Who knows. I have laundry to do, shopping to do, and need to make space in the hall closet to take a nap.
Would it shock you to know that both Bill Gates and Steve Jobs raised their kids technology free?
The World Health Organization recently advised parents to limit screentime to just one hour a day for children under five. Though one large study found little correlation between screen-time and mental health impacts, other research has found that an eighth-grader’s risk for depression jumps 27% when he or she frequently uses social media.
I was a depressed 8th grader, too, but it wasn’t because of my Apple II. It was because all my girlfriends had blossomed and I had not (finally, after child #4, I have to change the size of my booby traps).
What does that have to do with being tech free? Not much. But it was a depressing era, too.
The two biggest tech figures in recent history — Bill Gates and Steve Jobs — seldom let their kids play with the very products they helped create.
Hmmm. Sounds ominous, no? But let’s think about it for a moment.
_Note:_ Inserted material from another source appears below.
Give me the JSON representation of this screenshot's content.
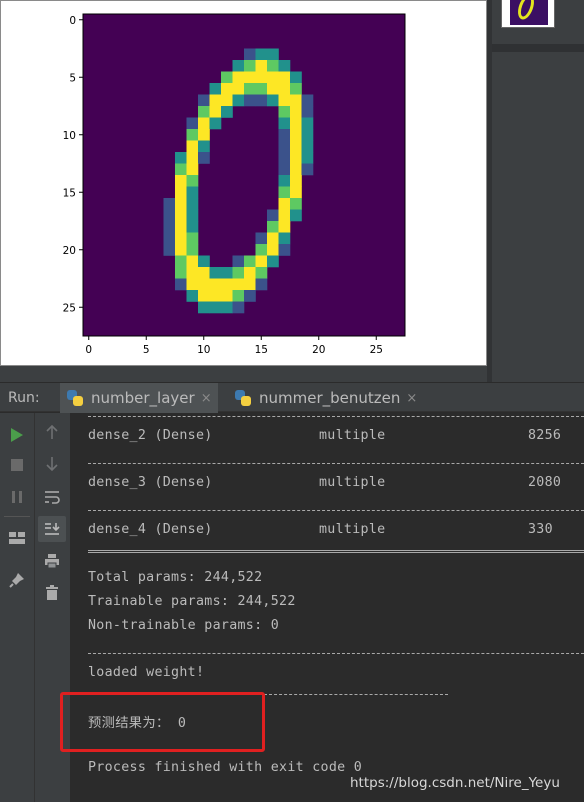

Gates hasn’t been around the technology trend for what? 12 years? That means the only technology he didn’t let his kids use was a Windows PC. Yep. That’s a rule that will keep a child from becoming depressed. Look at all the Windows users who are depressed.
In the past 12 years, Apple launched iPhone and iPad and Watch and AirPods, and, well, you get the idea. Gadgets. Gates’ household was like most households. Zune free.
Steve Jobs’ last three children were born in 1991, 1995, and 1998, respectively, so they would have been about 16, 12, and 10 when iPhone was born.
That’s too young to have your own iPhone. iPad came out three years later. All were teenagers then. Were they prohibited from using an iPad?
I. Doubt. It.
Jobs, who was the CEO of Apple until his death in 2012, revealed in a 2011 New York Times interview that he prohibited his kids from using the newly-released iPad.
Actually, Jobs died in 2011. iPad was released in 2010. Is it likely those kids got into both iPhone and iPad after Steve died?
Akhtar goes on to relate similar stories from other technology leaders, but the same thing holds true for their kids as it should for us.
Tech-free? Nope. Controlled or managed? Yes. Disciplined? Yes. Just like Bill Gates, Steve Jobs, and others, that’s my approach, too.
I only allow our kids to use the iPad while they’re awake.